“Violence and extremism go hand in hand. It is propelled by various ideologies. These ideologies don’t happen in a vacuum. The majority of Sri Lankan youth identify themselves only as ‘Sri Lankans’ or as ‘human beings’ without other divisions. However, they still consider the ethnic factor as important, ” said Prof. Gamini Keerawella, Executive Director of the Regional Centre for Strategic Studies (RCSS).
He expressed these views at a function held in Colombo on 17 September 2019, to launch a study on ‘The Potential Role of Young Leaders and Volunteers in Preventing Violent Extremism in Sri Lanka’. The study was conducted by the Regional Centre for Strategic Studies (RCSS), commissioned by United Nations Population Fund (UNFPA) and UN Volunteers (UNV) with the assistance of UN Peacebuilding Fund.
The field study was carried out pre-Easter Sunday attacks, from November – December 2018, with a sample size of 2,800 young people between the ages 15-29 years from the Northern, Eastern, Southern, and Central Provinces. The findings revealed that 25% of Sri Lankan youth from the four provinces believed that their peers are attracted to ideologies of violent extremism, a communique of the UNFPA said.
Addressing the gathering after the launch of the report of the study, Prof. Keerawella pointed out, “Sri Lanka is sitting on top of a volcano when it comes to violent extremism and its potential to lure in youth. While a majority of young people are of the view that conditions within the country have improved since the end of the war, we cannot be complaisant. A well-coordinated plan of action at national and provincial levels to utilize skills and capabilities of youth leaders and volunteers must be systematically set up.”
He further said, “Findings show that In post-war Sri Lanka, there is a long way to go in building inter-ethnic relations and mutual understanding among youth and in dispelling ‘enemy images’ towards other ethnic groups.”
“Addressing systematically the issue of lack of proper role models for youth through through education and media is key in preventing violent extremism,” Prof. Keerawella added.
V. Sivagnanasothy, Secretary to the Ministry of National Policies, Economic Affairs, Resettlement and Rehabilitation, Northern Province Development, Vocational Training and Skills Development and Youth Affairs, said, “As a nation, we must ensure that systematic approaches are in place to harness the energy of young people to ensure peaceful coexistence. Youth play a crucial role in sustaining peace, and we must engage them in the peacebuilding process. I commend UN agencies for mobilizing young people to build peaceful societies.”
Addressing event, UN Resident Coordinator in Sri Lanka, Ms. Hanaa Singer, said, “You are the young people from around the island who have been selected to spiritedly push forward activities of peacebuilding and social cohesion within your communities.

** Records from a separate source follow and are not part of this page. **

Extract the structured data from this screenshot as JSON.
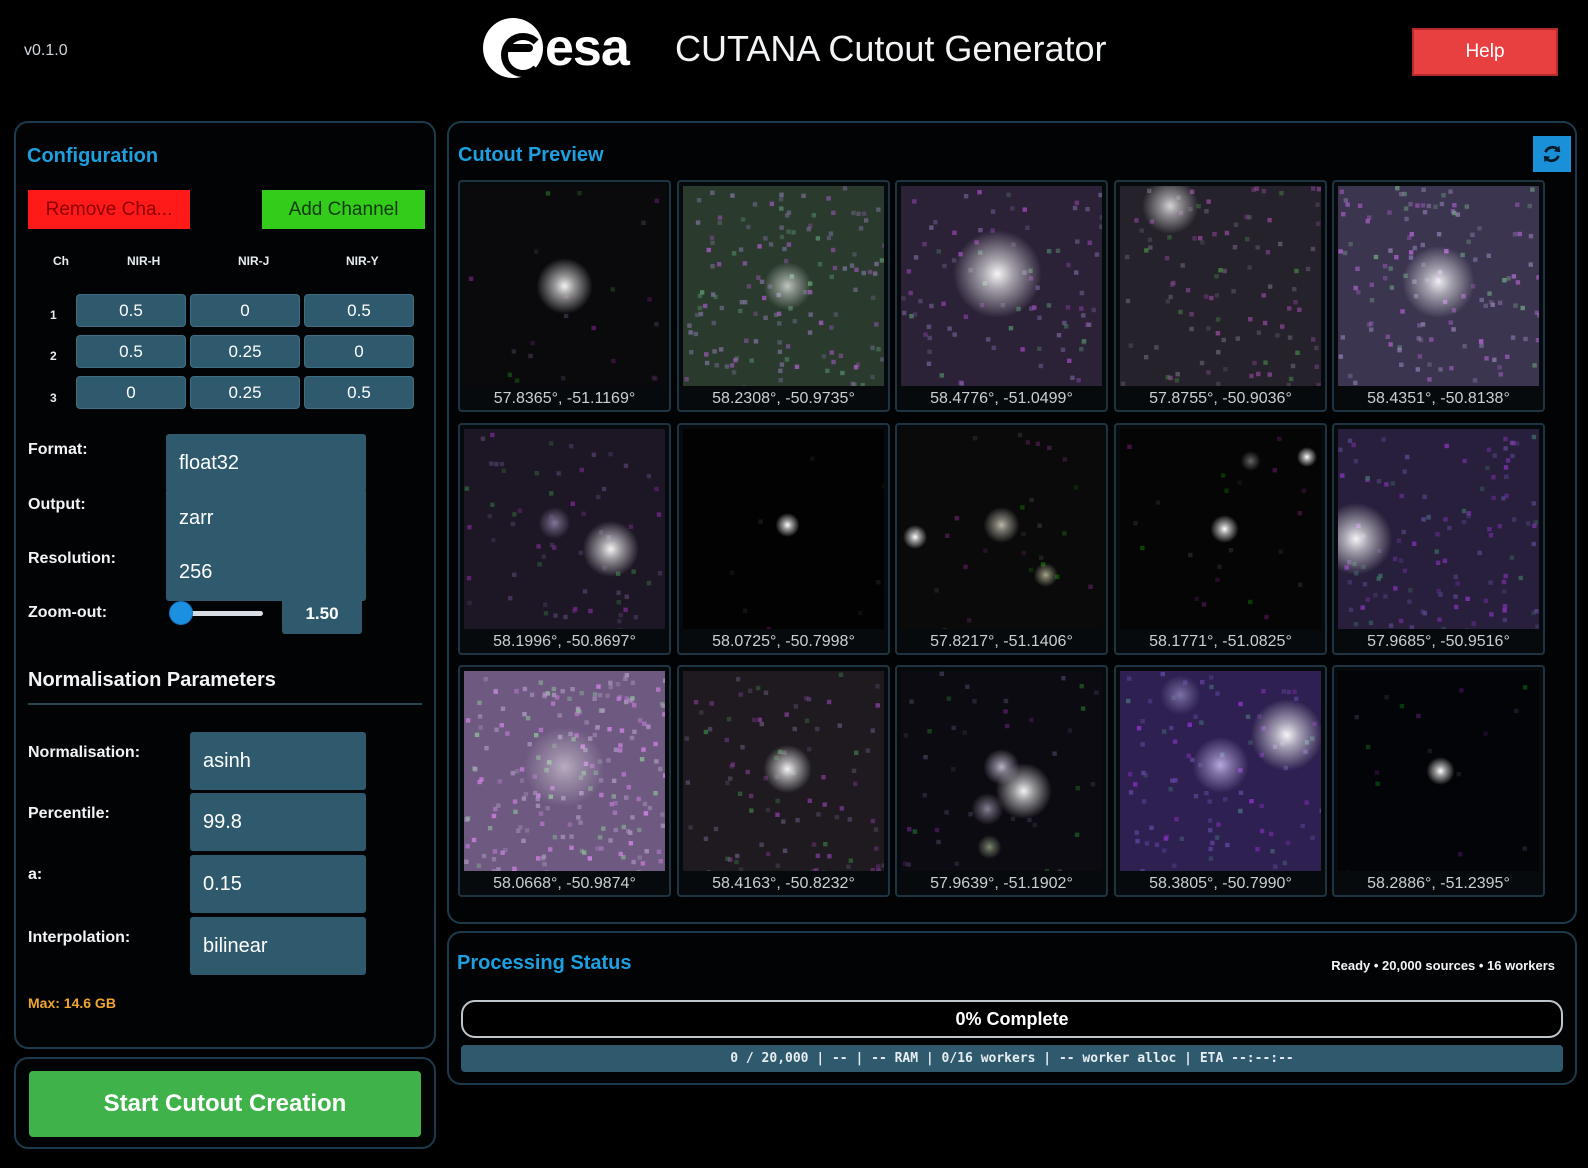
{
  "header": {
    "version": "v0.1.0",
    "logo_text": "esa",
    "title": "CUTANA Cutout Generator",
    "help_label": "Help",
    "help_color": "#e84040"
  },
  "config": {
    "title": "Configuration",
    "remove_channel_label": "Remove Cha...",
    "add_channel_label": "Add Channel",
    "matrix": {
      "col_headers": [
        "Ch",
        "NIR-H",
        "NIR-J",
        "NIR-Y"
      ],
      "rows": [
        {
          "ch": "1",
          "values": [
            "0.5",
            "0",
            "0.5"
          ]
        },
        {
          "ch": "2",
          "values": [
            "0.5",
            "0.25",
            "0"
          ]
        },
        {
          "ch": "3",
          "values": [
            "0",
            "0.25",
            "0.5"
          ]
        }
      ]
    },
    "format_label": "Format:",
    "format_value": "float32",
    "output_label": "Output:",
    "output_value": "zarr",
    "resolution_label": "Resolution:",
    "resolution_value": "256",
    "zoom_label": "Zoom-out:",
    "zoom_value": "1.50",
    "norm_title": "Normalisation Parameters",
    "normalisation_label": "Normalisation:",
    "normalisation_value": "asinh",
    "percentile_label": "Percentile:",
    "percentile_value": "99.8",
    "a_label": "a:",
    "a_value": "0.15",
    "interpolation_label": "Interpolation:",
    "interpolation_value": "bilinear",
    "max_note": "Max: 14.6 GB"
  },
  "start_label": "Start Cutout Creation",
  "preview": {
    "title": "Cutout Preview",
    "refresh_icon": "refresh-icon",
    "cutouts": [
      {
        "coord": "57.8365°, -51.1169°",
        "style": "faint"
      },
      {
        "coord": "58.2308°, -50.9735°",
        "style": "noisy"
      },
      {
        "coord": "58.4776°, -51.0499°",
        "style": "purple"
      },
      {
        "coord": "57.8755°, -50.9036°",
        "style": "purple-faint"
      },
      {
        "coord": "58.4351°, -50.8138°",
        "style": "noisy-bright"
      },
      {
        "coord": "58.1996°, -50.8697°",
        "style": "purple-pair"
      },
      {
        "coord": "58.0725°, -50.7998°",
        "style": "dark-point"
      },
      {
        "coord": "57.8217°, -51.1406°",
        "style": "dark-multi"
      },
      {
        "coord": "58.1771°, -51.0825°",
        "style": "dark-multi2"
      },
      {
        "coord": "57.9685°, -50.9516°",
        "style": "purple-edge"
      },
      {
        "coord": "58.0668°, -50.9874°",
        "style": "very-noisy"
      },
      {
        "coord": "58.4163°, -50.8232°",
        "style": "noisy-center"
      },
      {
        "coord": "57.9639°, -51.1902°",
        "style": "dark-cluster"
      },
      {
        "coord": "58.3805°, -50.7990°",
        "style": "purple-streak"
      },
      {
        "coord": "58.2886°, -51.2395°",
        "style": "star-field"
      }
    ]
  },
  "status": {
    "title": "Processing Status",
    "meta": "Ready • 20,000 sources • 16 workers",
    "progress_label": "0% Complete",
    "progress_fraction": 0,
    "stats": "0 / 20,000 | -- | -- RAM | 0/16 workers | -- worker alloc | ETA --:--:--"
  }
}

We are hopeful that your work over the next few weeks, months, and years, will consistently help to prevent sentiments of violent extremism from gaining traction. Hatred can only be ceased by love.”
Ms. Ritsu Nacken, UNFPA Representative in Sri Lanka said, “At UNFPA, we strive to ensure that every young person achieves their fullest potential. This means providing an open and safe space for youth to exercise their right to actively participate in decision-making and sustaining peace. We have seen how misinformation about sexual and reproductive health have instigated communal violence. Through the Youth Peace Panel, we hope that young people will be more informed in order to shape a more equitable, peaceful, and just future for all.”

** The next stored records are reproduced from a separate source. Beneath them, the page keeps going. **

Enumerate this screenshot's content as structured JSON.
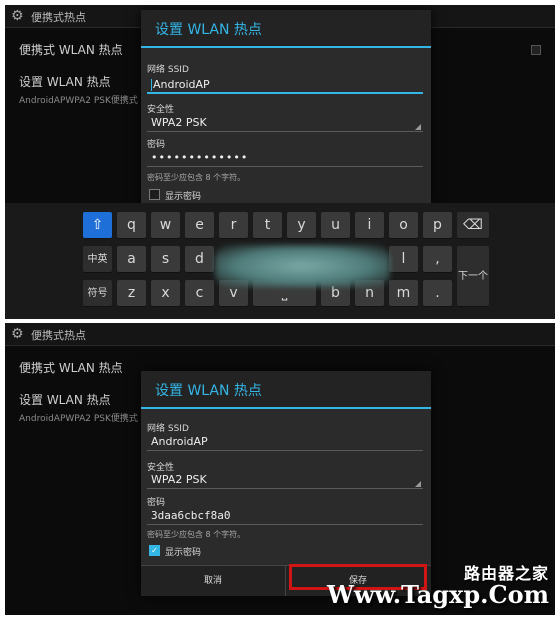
{
  "top_panel": {
    "status_title": "便携式热点",
    "settings_rows": [
      {
        "label": "便携式 WLAN 热点",
        "sub": ""
      },
      {
        "label": "设置 WLAN 热点",
        "sub": "AndroidAPWPA2 PSK便携式 WLAN"
      }
    ],
    "dialog": {
      "title": "设置 WLAN 热点",
      "ssid_label": "网络 SSID",
      "ssid_value": "AndroidAP",
      "security_label": "安全性",
      "security_value": "WPA2 PSK",
      "password_label": "密码",
      "password_value": "•••••••••••••",
      "hint": "密码至少应包含 8 个字符。",
      "show_password_label": "显示密码",
      "show_password_checked": false
    },
    "keyboard": {
      "row1": [
        "q",
        "w",
        "e",
        "r",
        "t",
        "y",
        "u",
        "i",
        "o",
        "p"
      ],
      "row2": [
        "a",
        "s",
        "d",
        "l",
        ","
      ],
      "row3": [
        "z",
        "x",
        "c",
        "v",
        "b",
        "n",
        "m",
        "."
      ],
      "lang_key": "中英",
      "symbol_key": "符号",
      "space_key": "⎵",
      "next_key": "下一个"
    }
  },
  "bottom_panel": {
    "status_title": "便携式热点",
    "settings_rows": [
      {
        "label": "便携式 WLAN 热点",
        "sub": ""
      },
      {
        "label": "设置 WLAN 热点",
        "sub": "AndroidAPWPA2 PSK便携式 WLAN"
      }
    ],
    "dialog": {
      "title": "设置 WLAN 热点",
      "ssid_label": "网络 SSID",
      "ssid_value": "AndroidAP",
      "security_label": "安全性",
      "security_value": "WPA2 PSK",
      "password_label": "密码",
      "password_value": "3daa6cbcf8a0",
      "hint": "密码至少应包含 8 个字符。",
      "show_password_label": "显示密码",
      "show_password_checked": true,
      "cancel_label": "取消",
      "save_label": "保存"
    }
  },
  "watermark": {
    "cn": "路由器之家",
    "url": "Www.Tagxp.Com"
  },
  "colors": {
    "accent": "#33b5e5",
    "highlight": "#d11414",
    "shift_key": "#1e6fd8"
  }
}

The event also saw the launch of the ‘Youth Peace Panel’, introducing 30 young advocates for peace from all nine provinces, selected through an open-call process.